I just upgraded to Squeeze 5.1 which includes an invitation to try out 360. Going to have to check it out....

Wednesday, July 22, 2009

It looks like a big Fall for the publishing industry (at least in fiction) in spite of the economy.

Tuesday, July 14, 2009

Humor Dept.

The Progression of 'New' Atheism:

1. Jason Rosenhouse: It's all "a glorious accident."

2. PZ Myers: "Life is what you make of it..."

3. Steven Weinberg: "The more the universe seems comprehensible, the more it seems pointless..."

4. Barefoot Bum: "'s all useless bullshit."

Guess which of these gents is the most objective and rational.

Monday, July 13, 2009

Morale is still low in the publishing industry, according to Publisher's Weekly:
While there are many statistics to chose from, three stand out as a testament to the issues confronting industry members.

As the chart shows, 35% of workers did not receive any raise last year, while another 21% received a raise of less than 3%. That combination was a major factor in limiting the average raise in 2008 to just 3.3%, the lowest in more than five years. The percentage of industry members who didn’t receive a raise in 2008 seems likely to increase in 2009 as 70% of respondents to the survey—e-mailed this spring—reported that their company had instituted a salary freeze, with 63% saying there was also a hiring freeze. Sixty-one percent of industry members said their companies have had layoffs. Only 10% of publishers had not taken any action to control personnel costs in the 18-month period. Given the drumbeat of bad news, it is not surprising that publishing employees have never felt less secure about their jobs. Only 13% of workers say they feel very secure in their jobs, an all-time low, while 11% feel very insecure, an all-time high. Editorial employees had the highest rate of insecurity, with 38% saying they are worried about their jobs.

Excellent interview with Terry Eagleton.

Wednesday, July 08, 2009

Michael Reiss, Anglican priest and scientist (the latter first, it should be added), discusses how he was booted from the Royal Society for not being sufficiently dogmatic about creationists.


Tuesday, July 07, 2009

Amy Welborn has been blogging from Sicily these past few weeks. Check out her entries for great pictures and insights.

Monday, July 06, 2009

St. Patrick's First Church

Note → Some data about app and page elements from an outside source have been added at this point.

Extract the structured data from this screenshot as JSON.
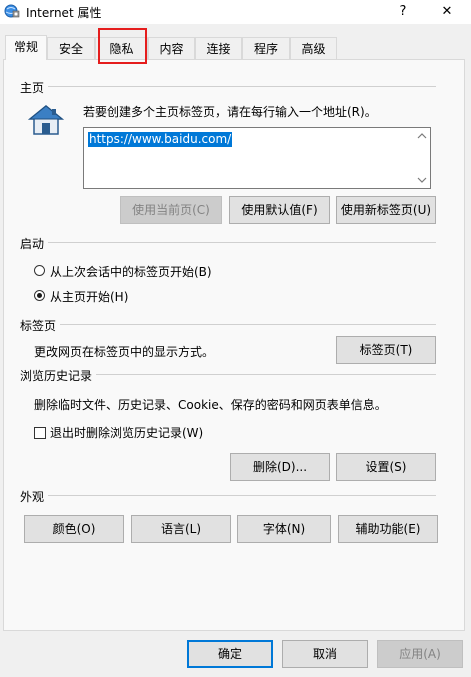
{
  "window": {
    "title": "Internet 属性",
    "help_glyph": "?",
    "close_glyph": "✕"
  },
  "tabs": [
    {
      "label": "常规",
      "active": true
    },
    {
      "label": "安全",
      "active": false
    },
    {
      "label": "隐私",
      "active": false
    },
    {
      "label": "内容",
      "active": false
    },
    {
      "label": "连接",
      "active": false
    },
    {
      "label": "程序",
      "active": false
    },
    {
      "label": "高级",
      "active": false
    }
  ],
  "home": {
    "section_title": "主页",
    "instruction": "若要创建多个主页标签页，请在每行输入一个地址(R)。",
    "url": "https://www.baidu.com/",
    "buttons": {
      "use_current": "使用当前页(C)",
      "use_default": "使用默认值(F)",
      "use_new_tab": "使用新标签页(U)"
    }
  },
  "startup": {
    "section_title": "启动",
    "option_last_session": "从上次会话中的标签页开始(B)",
    "option_home_page": "从主页开始(H)",
    "selected": "home"
  },
  "tabs_section": {
    "section_title": "标签页",
    "description": "更改网页在标签页中的显示方式。",
    "button": "标签页(T)"
  },
  "history": {
    "section_title": "浏览历史记录",
    "description": "删除临时文件、历史记录、Cookie、保存的密码和网页表单信息。",
    "checkbox_label": "退出时删除浏览历史记录(W)",
    "checked": false,
    "delete_button": "删除(D)...",
    "settings_button": "设置(S)"
  },
  "appearance": {
    "section_title": "外观",
    "colors_button": "颜色(O)",
    "languages_button": "语言(L)",
    "fonts_button": "字体(N)",
    "accessibility_button": "辅助功能(E)"
  },
  "footer": {
    "ok": "确定",
    "cancel": "取消",
    "apply": "应用(A)"
  },
  "colors": {
    "accent": "#0078d7",
    "highlight_box": "#e51d1d"
  }
}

This is a just a quick view of what we saw on Inchagoill Island in the middle of Lough Corrib. Flirting with the usual cliches to say so, nevertheless, standing on the very ground where over 1,500 years ago St. Patrick built his first church and laid the grave marker of his trusty oarsman does put things in perspective.

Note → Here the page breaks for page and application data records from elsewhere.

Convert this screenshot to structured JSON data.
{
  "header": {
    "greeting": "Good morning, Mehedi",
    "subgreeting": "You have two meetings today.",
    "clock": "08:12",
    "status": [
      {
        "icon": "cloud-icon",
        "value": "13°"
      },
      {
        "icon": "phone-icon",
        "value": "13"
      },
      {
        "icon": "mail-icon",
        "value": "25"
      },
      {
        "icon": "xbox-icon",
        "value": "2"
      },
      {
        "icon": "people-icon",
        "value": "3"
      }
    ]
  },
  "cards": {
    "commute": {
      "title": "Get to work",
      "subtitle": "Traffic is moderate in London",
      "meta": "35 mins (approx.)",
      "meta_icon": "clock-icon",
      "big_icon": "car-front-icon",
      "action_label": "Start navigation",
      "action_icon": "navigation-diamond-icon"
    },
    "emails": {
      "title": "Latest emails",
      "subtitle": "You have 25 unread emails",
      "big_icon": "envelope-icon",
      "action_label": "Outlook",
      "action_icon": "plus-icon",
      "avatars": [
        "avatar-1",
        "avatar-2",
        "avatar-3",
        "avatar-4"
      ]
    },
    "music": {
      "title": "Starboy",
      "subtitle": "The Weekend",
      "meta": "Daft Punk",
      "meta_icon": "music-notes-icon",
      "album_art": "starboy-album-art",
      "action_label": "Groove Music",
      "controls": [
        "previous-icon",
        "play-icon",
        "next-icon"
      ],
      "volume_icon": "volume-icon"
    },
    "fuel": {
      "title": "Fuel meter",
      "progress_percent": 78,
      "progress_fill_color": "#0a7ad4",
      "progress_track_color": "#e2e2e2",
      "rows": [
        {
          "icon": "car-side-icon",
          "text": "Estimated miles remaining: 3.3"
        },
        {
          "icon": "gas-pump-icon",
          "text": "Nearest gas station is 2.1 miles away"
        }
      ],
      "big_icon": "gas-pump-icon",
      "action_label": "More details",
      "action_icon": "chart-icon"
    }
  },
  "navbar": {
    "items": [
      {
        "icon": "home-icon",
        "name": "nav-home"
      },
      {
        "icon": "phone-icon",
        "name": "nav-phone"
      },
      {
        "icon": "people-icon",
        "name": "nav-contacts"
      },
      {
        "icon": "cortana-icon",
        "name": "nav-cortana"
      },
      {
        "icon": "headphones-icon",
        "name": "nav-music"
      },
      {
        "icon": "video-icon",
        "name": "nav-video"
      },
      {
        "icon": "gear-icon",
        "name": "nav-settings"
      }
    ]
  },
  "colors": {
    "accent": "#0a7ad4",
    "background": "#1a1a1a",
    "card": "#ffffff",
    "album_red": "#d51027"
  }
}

Especially when one considers that so long ago, Christianity was already centuries old....

Saturday, July 04, 2009

John Scalzi, articulating what many writers have been thinking for years now: how utterly pathetic is it that the three major science fiction magazines, Asimov's, Analog and Fantasy and Science Fiction, still don't accept electronic submissions.
HT: Chad Orzel.

Friday, July 03, 2009

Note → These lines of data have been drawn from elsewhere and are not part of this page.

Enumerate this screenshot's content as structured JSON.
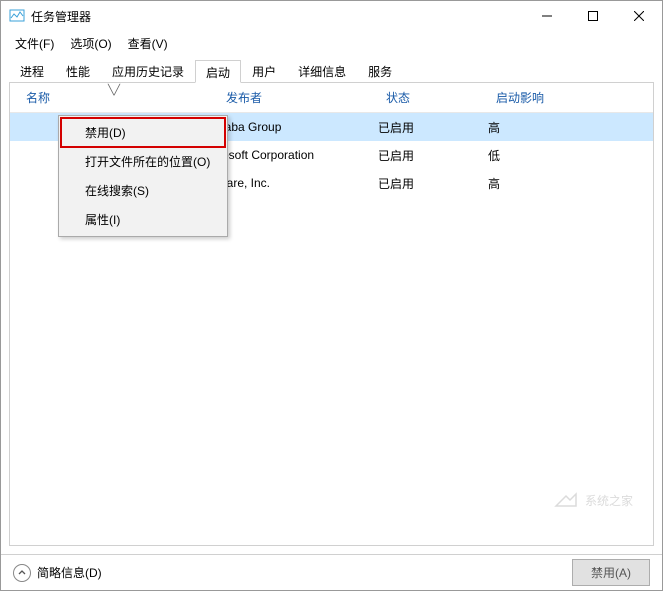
{
  "window": {
    "title": "任务管理器"
  },
  "menubar": {
    "file": "文件(F)",
    "options": "选项(O)",
    "view": "查看(V)"
  },
  "tabs": {
    "processes": "进程",
    "performance": "性能",
    "history": "应用历史记录",
    "startup": "启动",
    "users": "用户",
    "details": "详细信息",
    "services": "服务"
  },
  "columns": {
    "name": "名称",
    "publisher": "发布者",
    "status": "状态",
    "impact": "启动影响"
  },
  "rows": [
    {
      "name": "",
      "publisher": "baba Group",
      "status": "已启用",
      "impact": "高"
    },
    {
      "name": "",
      "publisher": "rosoft Corporation",
      "status": "已启用",
      "impact": "低"
    },
    {
      "name": "",
      "publisher": "ware, Inc.",
      "status": "已启用",
      "impact": "高"
    }
  ],
  "context_menu": {
    "disable": "禁用(D)",
    "open_location": "打开文件所在的位置(O)",
    "search_online": "在线搜索(S)",
    "properties": "属性(I)"
  },
  "statusbar": {
    "fewer": "简略信息(D)",
    "disable_btn": "禁用(A)"
  },
  "watermark": "系统之家"
}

Pat Buchanan, still giving ammunition to his opponents.
The inimitable Thony C. (who has been an invaluable resource for this writer on more than one occasion) has started his own blog. (The words 'finally' having been exhaled from more than one blog quarter.)

Check him out when you get a chance.

Thursday, July 02, 2009

Ireland in June

County Clare. Dromoland Castle dates back to Brian Boru in the late 16th century. Not far from Shannon Airport and a convenient spot from which to launch day trips to visit the relatives....

Wednesday, July 01, 2009

Well, you know you're in the country in Ireland, when your relatives live on roads with no names like this.

(Bag End)

Glanworth is near Fermoy. One road through the town with a convenience store named O'Flynn's.

Memo to famous science fiction author: we may be related.